__Directions__
Go over the entries and report the lines where the word "level" occurs.

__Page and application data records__
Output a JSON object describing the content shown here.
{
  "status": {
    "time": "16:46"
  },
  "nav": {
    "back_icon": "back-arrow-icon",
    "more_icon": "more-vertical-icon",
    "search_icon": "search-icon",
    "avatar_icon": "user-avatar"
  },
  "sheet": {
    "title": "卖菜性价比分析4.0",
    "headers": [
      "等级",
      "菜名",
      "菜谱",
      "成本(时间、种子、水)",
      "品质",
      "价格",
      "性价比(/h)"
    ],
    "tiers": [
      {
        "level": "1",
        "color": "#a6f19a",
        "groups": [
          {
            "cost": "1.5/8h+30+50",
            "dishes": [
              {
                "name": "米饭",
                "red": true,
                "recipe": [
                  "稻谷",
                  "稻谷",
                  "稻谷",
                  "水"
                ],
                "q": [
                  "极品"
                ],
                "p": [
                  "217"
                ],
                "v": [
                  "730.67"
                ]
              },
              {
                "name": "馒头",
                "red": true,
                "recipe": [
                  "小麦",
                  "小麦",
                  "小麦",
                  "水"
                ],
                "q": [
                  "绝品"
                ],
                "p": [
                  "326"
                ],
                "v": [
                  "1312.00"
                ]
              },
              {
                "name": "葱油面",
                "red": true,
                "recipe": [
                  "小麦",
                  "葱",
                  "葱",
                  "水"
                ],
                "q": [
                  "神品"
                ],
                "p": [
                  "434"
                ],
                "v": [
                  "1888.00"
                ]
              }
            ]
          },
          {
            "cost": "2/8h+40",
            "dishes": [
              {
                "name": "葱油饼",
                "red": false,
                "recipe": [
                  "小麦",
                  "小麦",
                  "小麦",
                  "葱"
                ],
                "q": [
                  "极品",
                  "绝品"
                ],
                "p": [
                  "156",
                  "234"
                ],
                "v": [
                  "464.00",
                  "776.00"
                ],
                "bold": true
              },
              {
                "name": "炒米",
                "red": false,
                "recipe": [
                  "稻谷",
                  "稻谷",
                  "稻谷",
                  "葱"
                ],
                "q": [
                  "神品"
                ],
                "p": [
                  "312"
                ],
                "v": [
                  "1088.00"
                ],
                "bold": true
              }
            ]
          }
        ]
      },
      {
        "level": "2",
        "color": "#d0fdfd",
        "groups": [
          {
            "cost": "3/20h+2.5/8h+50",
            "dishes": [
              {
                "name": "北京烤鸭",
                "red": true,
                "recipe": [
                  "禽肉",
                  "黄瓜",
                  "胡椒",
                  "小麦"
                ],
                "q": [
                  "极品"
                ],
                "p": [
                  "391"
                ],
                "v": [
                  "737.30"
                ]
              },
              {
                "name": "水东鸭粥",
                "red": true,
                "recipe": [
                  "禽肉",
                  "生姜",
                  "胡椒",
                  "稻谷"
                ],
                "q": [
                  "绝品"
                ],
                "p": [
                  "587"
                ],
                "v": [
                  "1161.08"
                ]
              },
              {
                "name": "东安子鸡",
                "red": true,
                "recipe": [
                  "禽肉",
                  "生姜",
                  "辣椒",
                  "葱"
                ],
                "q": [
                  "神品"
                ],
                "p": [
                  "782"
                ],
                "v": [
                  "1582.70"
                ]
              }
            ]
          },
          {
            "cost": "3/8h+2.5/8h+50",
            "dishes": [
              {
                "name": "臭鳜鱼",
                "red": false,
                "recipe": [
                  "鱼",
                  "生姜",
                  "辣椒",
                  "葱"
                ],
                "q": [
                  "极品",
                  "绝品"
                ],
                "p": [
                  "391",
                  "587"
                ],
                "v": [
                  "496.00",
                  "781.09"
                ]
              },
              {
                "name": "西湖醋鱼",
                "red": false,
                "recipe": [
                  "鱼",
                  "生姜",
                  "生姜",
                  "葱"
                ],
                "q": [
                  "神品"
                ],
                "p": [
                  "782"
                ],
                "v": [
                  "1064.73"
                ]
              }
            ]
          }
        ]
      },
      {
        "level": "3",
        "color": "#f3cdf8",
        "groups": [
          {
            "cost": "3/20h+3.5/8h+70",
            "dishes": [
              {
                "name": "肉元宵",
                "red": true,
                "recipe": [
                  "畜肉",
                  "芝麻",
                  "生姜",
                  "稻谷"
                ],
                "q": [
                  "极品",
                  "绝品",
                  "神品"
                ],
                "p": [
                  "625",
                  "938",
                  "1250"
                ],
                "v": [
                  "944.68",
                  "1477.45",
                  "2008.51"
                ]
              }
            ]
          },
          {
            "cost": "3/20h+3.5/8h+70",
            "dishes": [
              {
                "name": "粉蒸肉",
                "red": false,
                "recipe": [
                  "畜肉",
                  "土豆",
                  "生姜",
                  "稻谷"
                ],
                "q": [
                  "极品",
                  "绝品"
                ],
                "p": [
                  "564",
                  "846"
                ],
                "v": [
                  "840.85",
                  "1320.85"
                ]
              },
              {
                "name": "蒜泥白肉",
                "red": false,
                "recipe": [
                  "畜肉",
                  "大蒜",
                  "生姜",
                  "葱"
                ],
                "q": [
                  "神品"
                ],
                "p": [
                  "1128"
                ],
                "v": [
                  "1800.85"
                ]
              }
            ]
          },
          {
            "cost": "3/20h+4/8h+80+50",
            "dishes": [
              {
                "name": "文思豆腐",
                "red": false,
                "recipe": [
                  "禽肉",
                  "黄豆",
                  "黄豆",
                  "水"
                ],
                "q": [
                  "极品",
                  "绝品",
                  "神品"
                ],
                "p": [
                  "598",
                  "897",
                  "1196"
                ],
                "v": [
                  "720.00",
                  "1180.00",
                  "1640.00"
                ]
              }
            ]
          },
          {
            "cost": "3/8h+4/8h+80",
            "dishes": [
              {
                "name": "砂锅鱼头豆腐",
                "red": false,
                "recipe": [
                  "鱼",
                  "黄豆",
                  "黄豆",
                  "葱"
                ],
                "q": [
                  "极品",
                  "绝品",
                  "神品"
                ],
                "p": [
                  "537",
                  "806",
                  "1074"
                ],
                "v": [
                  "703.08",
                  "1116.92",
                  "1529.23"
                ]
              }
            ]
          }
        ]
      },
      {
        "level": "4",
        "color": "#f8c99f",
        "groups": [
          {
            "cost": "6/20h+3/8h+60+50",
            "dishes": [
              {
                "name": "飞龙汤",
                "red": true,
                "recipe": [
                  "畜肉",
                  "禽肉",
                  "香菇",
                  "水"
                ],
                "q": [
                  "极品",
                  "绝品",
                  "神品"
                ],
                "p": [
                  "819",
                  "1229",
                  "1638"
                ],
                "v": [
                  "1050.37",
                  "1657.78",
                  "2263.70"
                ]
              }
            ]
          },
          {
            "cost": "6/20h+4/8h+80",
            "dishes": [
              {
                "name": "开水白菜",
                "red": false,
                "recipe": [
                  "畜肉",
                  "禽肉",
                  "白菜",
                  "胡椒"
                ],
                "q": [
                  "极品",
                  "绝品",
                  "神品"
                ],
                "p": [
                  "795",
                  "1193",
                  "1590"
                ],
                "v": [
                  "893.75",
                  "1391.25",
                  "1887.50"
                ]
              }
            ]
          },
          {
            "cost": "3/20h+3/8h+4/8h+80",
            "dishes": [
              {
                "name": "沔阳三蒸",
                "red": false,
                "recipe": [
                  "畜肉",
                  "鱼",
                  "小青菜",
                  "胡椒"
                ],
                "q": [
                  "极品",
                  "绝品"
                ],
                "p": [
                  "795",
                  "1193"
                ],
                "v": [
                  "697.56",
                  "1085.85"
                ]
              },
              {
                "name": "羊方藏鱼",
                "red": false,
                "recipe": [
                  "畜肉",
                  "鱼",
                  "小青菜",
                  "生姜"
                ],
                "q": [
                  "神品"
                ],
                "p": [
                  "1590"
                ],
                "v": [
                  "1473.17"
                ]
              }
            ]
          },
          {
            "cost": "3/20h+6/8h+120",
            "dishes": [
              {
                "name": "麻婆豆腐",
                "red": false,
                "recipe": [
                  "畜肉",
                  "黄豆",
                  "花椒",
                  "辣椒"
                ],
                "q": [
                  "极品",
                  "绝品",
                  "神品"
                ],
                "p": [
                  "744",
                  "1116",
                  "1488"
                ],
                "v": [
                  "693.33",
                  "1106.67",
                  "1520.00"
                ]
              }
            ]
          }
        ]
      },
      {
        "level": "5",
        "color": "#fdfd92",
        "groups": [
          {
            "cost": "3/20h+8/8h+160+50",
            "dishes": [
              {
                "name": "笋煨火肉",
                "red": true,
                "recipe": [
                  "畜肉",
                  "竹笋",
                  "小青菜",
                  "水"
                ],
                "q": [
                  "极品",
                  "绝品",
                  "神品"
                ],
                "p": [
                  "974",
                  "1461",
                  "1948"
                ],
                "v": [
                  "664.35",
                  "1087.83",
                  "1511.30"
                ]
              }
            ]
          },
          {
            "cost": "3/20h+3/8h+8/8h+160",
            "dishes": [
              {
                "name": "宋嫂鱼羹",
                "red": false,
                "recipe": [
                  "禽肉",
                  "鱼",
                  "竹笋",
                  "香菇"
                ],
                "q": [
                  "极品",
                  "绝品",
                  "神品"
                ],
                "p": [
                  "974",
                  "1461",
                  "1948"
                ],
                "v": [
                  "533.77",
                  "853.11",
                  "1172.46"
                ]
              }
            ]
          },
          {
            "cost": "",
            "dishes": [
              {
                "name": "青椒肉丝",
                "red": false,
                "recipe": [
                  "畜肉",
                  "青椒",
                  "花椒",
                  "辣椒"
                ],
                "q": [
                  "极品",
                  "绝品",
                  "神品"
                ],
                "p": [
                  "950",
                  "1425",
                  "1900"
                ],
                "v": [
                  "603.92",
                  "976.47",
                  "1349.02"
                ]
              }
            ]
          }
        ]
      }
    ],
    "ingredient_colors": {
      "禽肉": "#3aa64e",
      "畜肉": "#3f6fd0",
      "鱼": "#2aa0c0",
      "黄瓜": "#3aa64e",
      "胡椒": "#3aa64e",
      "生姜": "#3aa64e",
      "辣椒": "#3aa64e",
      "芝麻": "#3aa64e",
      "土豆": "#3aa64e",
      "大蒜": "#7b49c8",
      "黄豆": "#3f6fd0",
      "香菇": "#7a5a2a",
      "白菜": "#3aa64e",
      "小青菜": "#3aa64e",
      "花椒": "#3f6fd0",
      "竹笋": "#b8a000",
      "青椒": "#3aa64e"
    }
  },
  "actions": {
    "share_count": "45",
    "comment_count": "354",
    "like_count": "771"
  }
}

__Exercise response__
        "level": "1",
        "level": "2",
        "level": "3",
        "level": "4",
        "level": "5",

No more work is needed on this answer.